§ **Task directions**: Show every line below where "horizontal" appears.

Entries from a dataset of interfaces:

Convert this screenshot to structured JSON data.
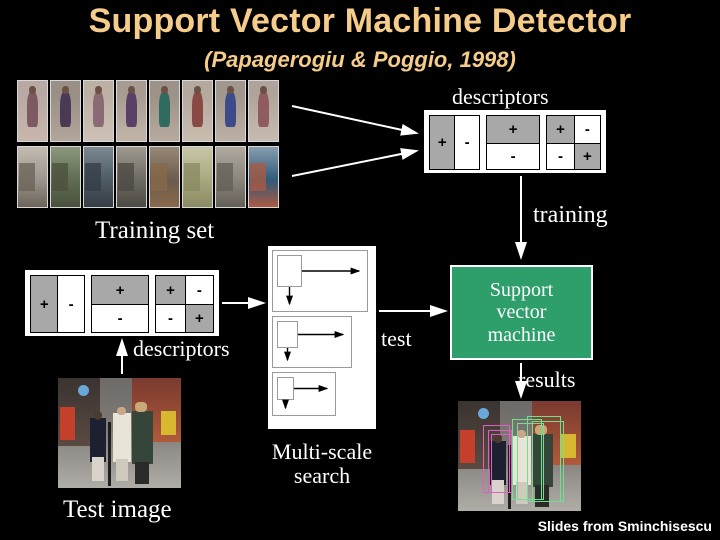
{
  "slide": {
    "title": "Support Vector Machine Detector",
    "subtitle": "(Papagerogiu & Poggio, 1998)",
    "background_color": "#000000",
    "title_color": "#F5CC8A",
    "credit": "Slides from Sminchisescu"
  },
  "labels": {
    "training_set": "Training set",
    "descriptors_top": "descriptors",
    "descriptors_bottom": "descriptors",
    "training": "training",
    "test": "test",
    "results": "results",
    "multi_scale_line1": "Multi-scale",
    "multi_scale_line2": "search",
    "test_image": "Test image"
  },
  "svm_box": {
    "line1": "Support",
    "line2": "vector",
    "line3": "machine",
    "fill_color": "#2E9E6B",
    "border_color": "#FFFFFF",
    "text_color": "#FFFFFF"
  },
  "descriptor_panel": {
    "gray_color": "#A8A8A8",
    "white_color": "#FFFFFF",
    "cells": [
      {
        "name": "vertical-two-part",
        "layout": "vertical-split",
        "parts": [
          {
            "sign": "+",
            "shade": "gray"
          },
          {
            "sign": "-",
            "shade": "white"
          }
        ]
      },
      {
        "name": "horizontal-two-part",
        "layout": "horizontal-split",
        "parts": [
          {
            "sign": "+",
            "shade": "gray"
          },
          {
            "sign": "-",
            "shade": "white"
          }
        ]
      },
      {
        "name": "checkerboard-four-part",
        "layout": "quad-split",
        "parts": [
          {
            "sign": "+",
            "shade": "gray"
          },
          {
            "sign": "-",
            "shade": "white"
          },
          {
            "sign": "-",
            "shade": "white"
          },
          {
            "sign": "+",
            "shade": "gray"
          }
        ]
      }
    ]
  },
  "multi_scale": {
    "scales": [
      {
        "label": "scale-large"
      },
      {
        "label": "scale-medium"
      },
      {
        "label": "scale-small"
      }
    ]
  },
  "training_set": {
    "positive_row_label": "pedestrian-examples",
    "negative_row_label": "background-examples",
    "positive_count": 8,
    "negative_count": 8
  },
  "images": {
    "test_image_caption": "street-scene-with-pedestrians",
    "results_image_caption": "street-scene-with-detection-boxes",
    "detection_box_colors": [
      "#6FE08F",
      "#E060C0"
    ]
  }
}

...

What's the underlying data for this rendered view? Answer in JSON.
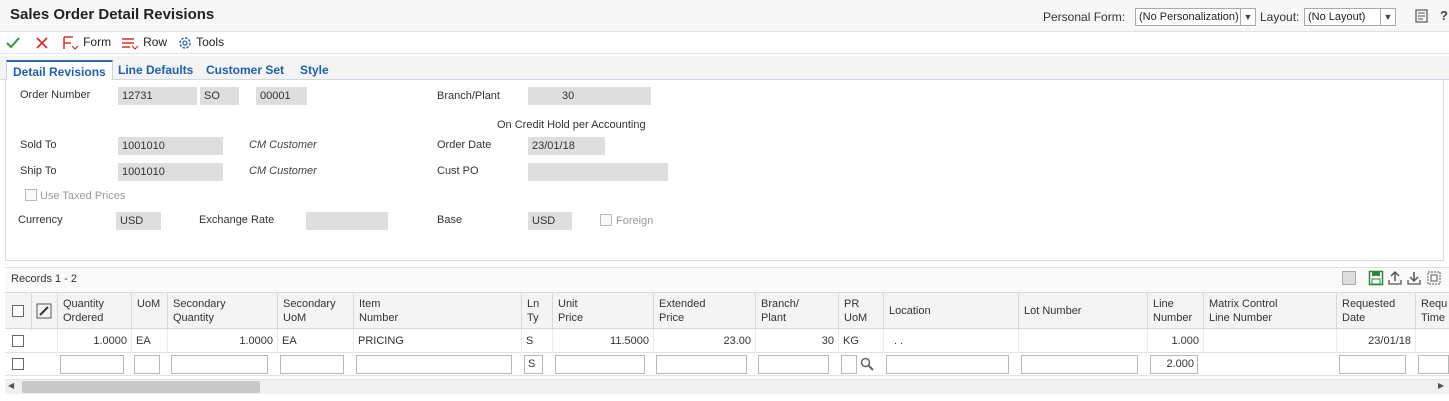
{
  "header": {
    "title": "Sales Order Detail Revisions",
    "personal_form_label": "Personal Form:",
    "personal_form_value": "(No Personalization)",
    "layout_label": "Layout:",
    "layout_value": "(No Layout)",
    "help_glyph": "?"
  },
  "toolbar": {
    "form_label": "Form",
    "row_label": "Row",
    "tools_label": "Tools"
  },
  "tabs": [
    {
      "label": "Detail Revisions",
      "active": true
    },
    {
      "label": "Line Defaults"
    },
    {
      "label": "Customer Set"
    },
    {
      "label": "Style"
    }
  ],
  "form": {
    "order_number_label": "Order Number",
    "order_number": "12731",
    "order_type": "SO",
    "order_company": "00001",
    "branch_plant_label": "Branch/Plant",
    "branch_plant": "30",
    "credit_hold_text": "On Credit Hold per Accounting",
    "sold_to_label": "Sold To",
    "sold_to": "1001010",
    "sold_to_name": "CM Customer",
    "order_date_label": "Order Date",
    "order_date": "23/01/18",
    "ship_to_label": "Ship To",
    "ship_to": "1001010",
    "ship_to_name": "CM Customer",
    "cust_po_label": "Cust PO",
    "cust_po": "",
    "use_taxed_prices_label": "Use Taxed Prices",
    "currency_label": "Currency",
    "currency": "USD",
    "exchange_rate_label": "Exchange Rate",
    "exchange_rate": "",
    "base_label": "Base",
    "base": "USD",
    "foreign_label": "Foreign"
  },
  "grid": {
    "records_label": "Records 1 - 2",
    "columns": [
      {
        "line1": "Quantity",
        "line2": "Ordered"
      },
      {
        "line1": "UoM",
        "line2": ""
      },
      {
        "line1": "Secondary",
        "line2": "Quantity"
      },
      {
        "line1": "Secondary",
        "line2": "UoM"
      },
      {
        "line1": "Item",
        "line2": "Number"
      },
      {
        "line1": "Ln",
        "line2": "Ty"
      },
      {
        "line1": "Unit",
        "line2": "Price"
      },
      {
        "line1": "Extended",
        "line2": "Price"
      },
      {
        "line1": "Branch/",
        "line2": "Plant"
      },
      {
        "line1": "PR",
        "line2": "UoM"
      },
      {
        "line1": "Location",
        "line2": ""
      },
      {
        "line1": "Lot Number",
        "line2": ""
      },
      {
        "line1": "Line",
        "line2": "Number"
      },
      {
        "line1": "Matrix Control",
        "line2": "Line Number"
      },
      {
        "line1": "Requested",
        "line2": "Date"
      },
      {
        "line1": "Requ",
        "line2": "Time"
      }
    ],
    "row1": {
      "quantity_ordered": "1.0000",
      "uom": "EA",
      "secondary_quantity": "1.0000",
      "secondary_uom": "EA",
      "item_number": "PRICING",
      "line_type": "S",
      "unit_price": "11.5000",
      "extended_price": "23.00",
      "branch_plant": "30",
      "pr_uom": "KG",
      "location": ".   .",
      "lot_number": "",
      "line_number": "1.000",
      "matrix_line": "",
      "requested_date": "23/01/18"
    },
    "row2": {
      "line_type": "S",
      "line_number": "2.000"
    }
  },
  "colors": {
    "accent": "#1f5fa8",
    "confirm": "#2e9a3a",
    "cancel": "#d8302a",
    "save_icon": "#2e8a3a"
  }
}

§ **Response to this task**:
        "name": "horizontal-two-part",
        "layout": "horizontal-split",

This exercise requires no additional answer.